Mark Levenson has a deep understanding of the sacrifices American soldiers made during WWI.
“My great uncle Benjamin Rutstein served in World War I and he was killed on July 15, 1918,” Levenson said.
Levenson, whose family is Jewish - some who immigrated from Russia, says his great uncle made the ultimate sacrifice during the war to protect American liberties.
“America was free America was democracy. It was open to all,” he said.
Veterans Day this year comes 100 years to the day after the end of WWI.
During a Veterans Day Centennial ceremony at the State House Sunday Levenson was among those who gave solemn remarks along with Lieutenant Governor Karyn Polito, other dignitaries, vets and service members.
Lt. Gov Karyn Polito: “We believe in this country so deeply and so greatly that there’s sacrifice was worth it.”
Former Prisoner of War Timothy Sullivan lit a candle in honor of all Prisoners of War.
“I went on a 10,000 foot parachute ride. Got captured immediately,” Sullivan said. “Taken it to Hanoi the next morning.”
For Sullivan this day is about learning from the past.
“World war one was supposed to be the war to end all wars,” Sullivan said.
But WWI did not end all wars. Many more would follow, many more people would serve and many would not come home.

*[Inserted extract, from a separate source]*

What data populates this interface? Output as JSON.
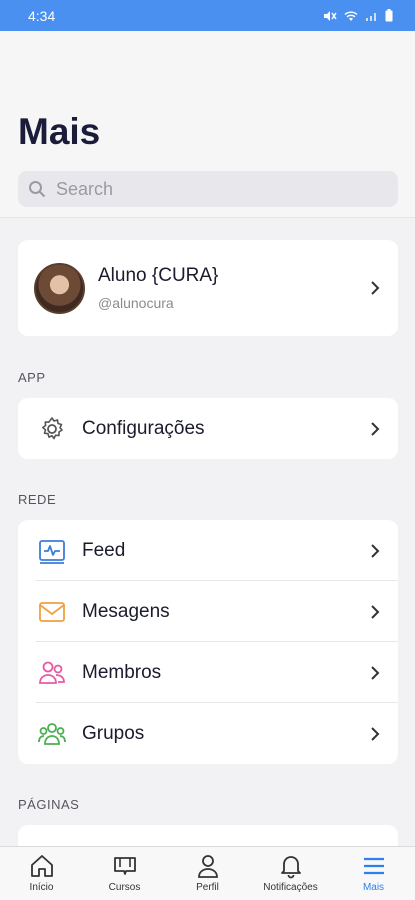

“All the veterans who fought and also for our country service and sacrifice,” Levenson said.
The event was hosted by the Department of Veterans Services.